Brit leaves Special Report at the top of his game and with soaring viewer ratings that lead the cable news pack in its time slot.

He plans to remain a panelist on Fox News Sunday hosted by Chris Wallace where he gives us his opinion on the political news each week - and that’s good news for his fans. I’m told he’ll give the network about 100 days of his time next year - including stints at high-profile political events.

Hopefully his new schedule will provide him with more time to hone his golf game and enjoy other things in life – as well as give him more time with his wife, Kim, who also retired from Fox News a few years ago.

As television legends like Brit leave the daily network grind, it does remind us that networks are no longer hiring their news talent from the ranks of former newspaper reporters. Like many anchors of his day, Brit learned the trade as a newspaper reporter - first at The Hartford (Conn.) Times - and later at United Press International and The Baltimore Sun.

There’s an old adage in the newspaper business, "once a reporter - always a reporter," referring to the innate abilities a journalist develops while working the news beat on the ground. 

It’s the ability to cultivate deep, trusted, and long-term news sources, to accurately separate fact from fiction, and to put the elements of fast-breaking news into a logical, orderly, and consistent story for the reader. And it must be done in such a way that the reader will have a clear understanding of the who, what, where, when, and why by the end of the article, which is no easy feat.

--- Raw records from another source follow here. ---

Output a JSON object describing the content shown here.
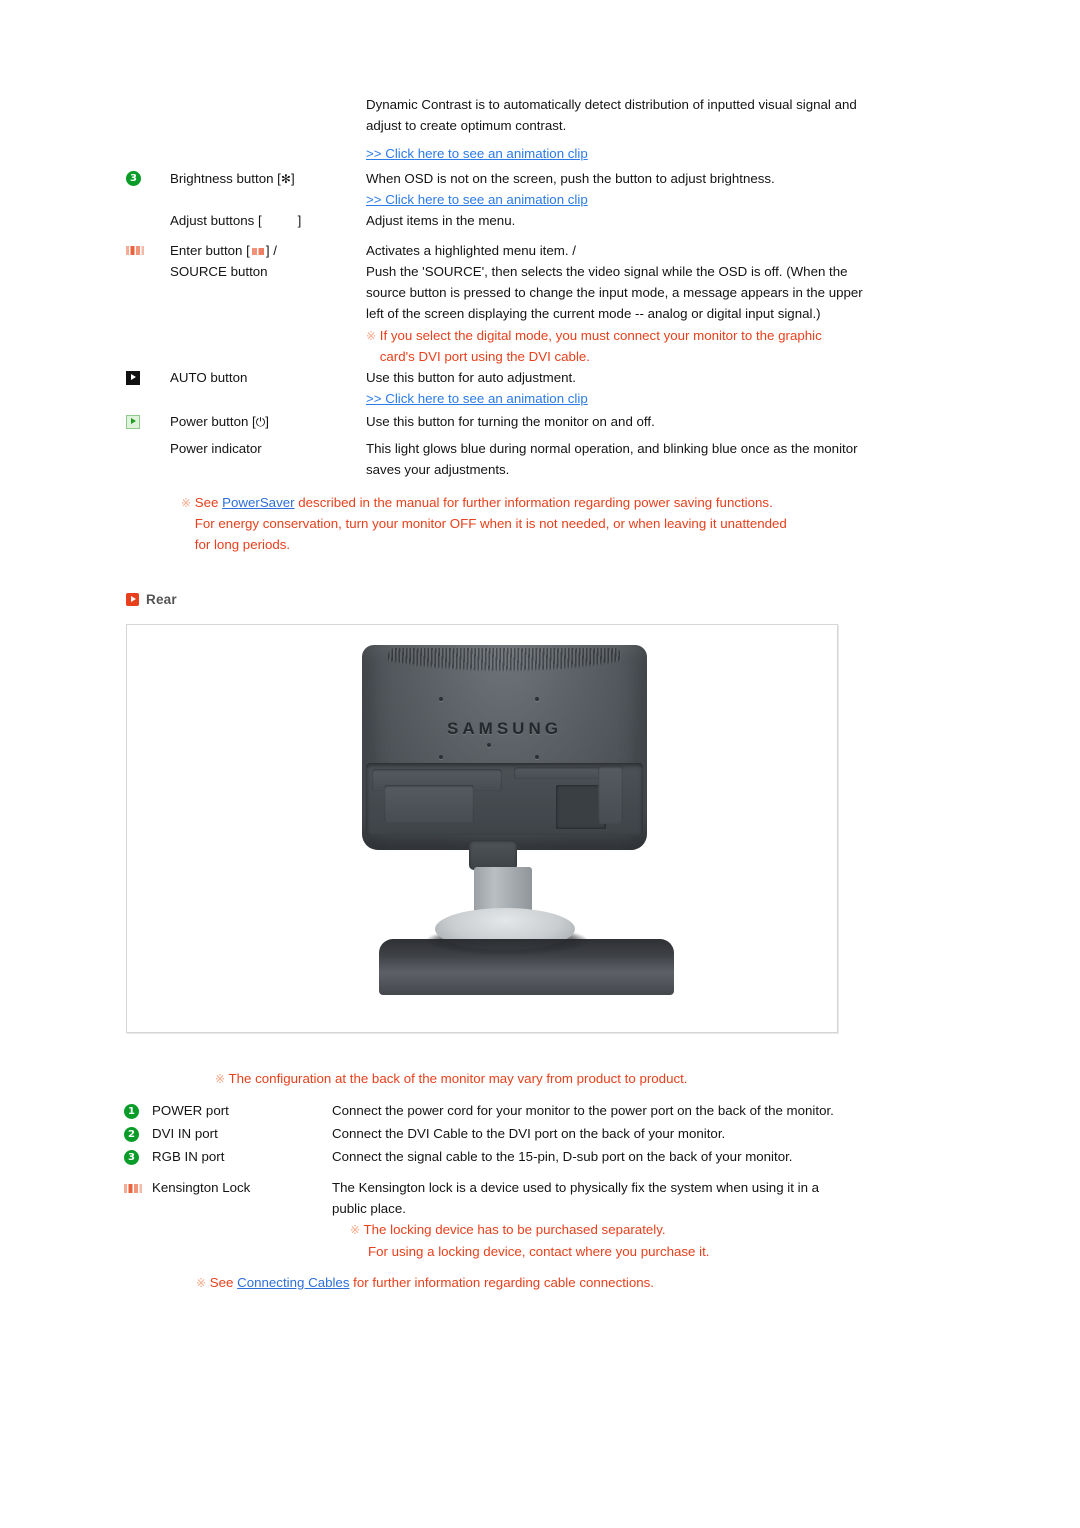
{
  "front_controls": {
    "dynamic_contrast_desc": "Dynamic Contrast is to automatically detect distribution of inputted visual signal and adjust to create optimum contrast.",
    "animation_link": ">> Click here to see an animation clip",
    "rows": [
      {
        "badge": "3",
        "badge_type": "green-circle",
        "name_prefix": "Brightness button [",
        "name_glyph": "✻",
        "name_suffix": "]",
        "desc": "When OSD is not on the screen, push the button to adjust brightness.",
        "link": ">> Click here to see an animation clip"
      },
      {
        "badge": "",
        "badge_type": "none",
        "name_prefix": "Adjust buttons [",
        "name_glyph": "",
        "name_suffix": "]",
        "desc": "Adjust items in the menu.",
        "link": ""
      },
      {
        "badge": "",
        "badge_type": "tiny-red",
        "name_prefix": "Enter button [",
        "name_glyph": "",
        "name_suffix": "] /",
        "name_line2": "SOURCE button",
        "desc": "Activates a highlighted menu item. /",
        "desc2": "Push the 'SOURCE', then selects the video signal while the OSD is off. (When the source button is pressed to change the input mode, a message appears in the upper left of the screen displaying the current mode -- analog or digital input signal.)",
        "note": "If you select the digital mode, you must connect your monitor to the graphic card's DVI port using the DVI cable.",
        "link": ""
      },
      {
        "badge": "",
        "badge_type": "black-square",
        "name_prefix": "AUTO button",
        "name_glyph": "",
        "name_suffix": "",
        "desc": "Use this button for auto adjustment.",
        "link": ">> Click here to see an animation clip"
      },
      {
        "badge": "",
        "badge_type": "green-square",
        "name_prefix": "Power button [",
        "name_glyph": "⏻",
        "name_suffix": "]",
        "desc": "Use this button for turning the monitor on and off.",
        "link": ""
      },
      {
        "badge": "",
        "badge_type": "none",
        "name_prefix": "Power indicator",
        "name_glyph": "",
        "name_suffix": "",
        "desc": "This light glows blue during normal operation, and blinking blue once as the monitor saves your adjustments.",
        "link": ""
      }
    ],
    "powersaver_note": {
      "mark": "※",
      "before": "See ",
      "link": "PowerSaver",
      "after": " described in the manual for further information regarding power saving functions. For energy conservation, turn your monitor OFF when it is not needed, or when leaving it unattended for long periods."
    }
  },
  "rear": {
    "heading": "Rear",
    "image_alt": "SAMSUNG monitor rear view",
    "brand": "SAMSUNG",
    "config_note": {
      "mark": "※",
      "text": "The configuration at the back of the monitor may vary from product to product."
    },
    "rows": [
      {
        "badge": "1",
        "badge_type": "green-circle",
        "name": "POWER port",
        "desc": "Connect the power cord for your monitor to the power port on the back of the monitor."
      },
      {
        "badge": "2",
        "badge_type": "green-circle",
        "name": "DVI IN port",
        "desc": "Connect the DVI Cable to the DVI port on the back of your monitor."
      },
      {
        "badge": "3",
        "badge_type": "green-circle",
        "name": "RGB IN port",
        "desc": "Connect the signal cable to the 15-pin, D-sub port on the back of your monitor."
      },
      {
        "badge": "",
        "badge_type": "tiny-red",
        "name": "Kensington Lock",
        "desc": "The Kensington lock is a device used to physically fix the system when using it in a public place."
      }
    ],
    "kensington_notes": {
      "mark": "※",
      "line1": "The locking device has to be purchased separately.",
      "line2": "For using a locking device, contact where you purchase it."
    },
    "cables_note": {
      "mark": "※",
      "before": "See ",
      "link": "Connecting Cables",
      "after": " for further information regarding cable connections."
    }
  },
  "colors": {
    "link_blue": "#2b7be8",
    "note_red": "#e8401c",
    "badge_green": "#0a9c28",
    "heading_gray": "#555555",
    "red_icon": "#e8401c"
  }
}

The ability to tell the day’s story in logical detail grows from the reporter’s covering hundreds of local news stories and talking with scores of individuals who make up the paper’s circulation. But this skill is eventually transferred as the reporter begins to cover bigger and more significant news stories and ultimately moves on to larger publications – or, in some cases, television.

This is a phenomenon in the work and personality of Brit Hume – and might help explain why he has been so well respected and accepted by viewers – both liberal and conservative. He connects famously with people of all stripes and appreciates the subtle things in everyday life that move and affect us all. He is fascinated by the joys and atmospherics of the small town, all the while at ease in the halls of Congress or at the White House.

I well remember receiving a call from Brit earlier this summer when he was in Minneapolis reporting on the Republican National Convention. It was early in the morning and no doubt he was enjoying a bit of down time and his first cup of coffee.

But on his mind from his Minneapolis hotel room that morning was sharing his thoughts about what lay beyond his high-story window. He saw the distant turns of the Mississippi River - and reflected on the small towns and communities that hugged the river along the way.

Brit articulated with reverence and understanding the daily activities that were going on in those towns, and he simply wanted to reach out and share his impressions at that moment. It reminded him of the places we had visited on our golf outings in out-of-the-way towns in Pennsylvania.

There’s a logical reason why television viewers are so loyal to Special Report and have made it the number one news show in its time slot throughout Brit Hume’s television career.

For those who live in small towns - like the people residing along the Mississippi River - the reverence has always gone both ways.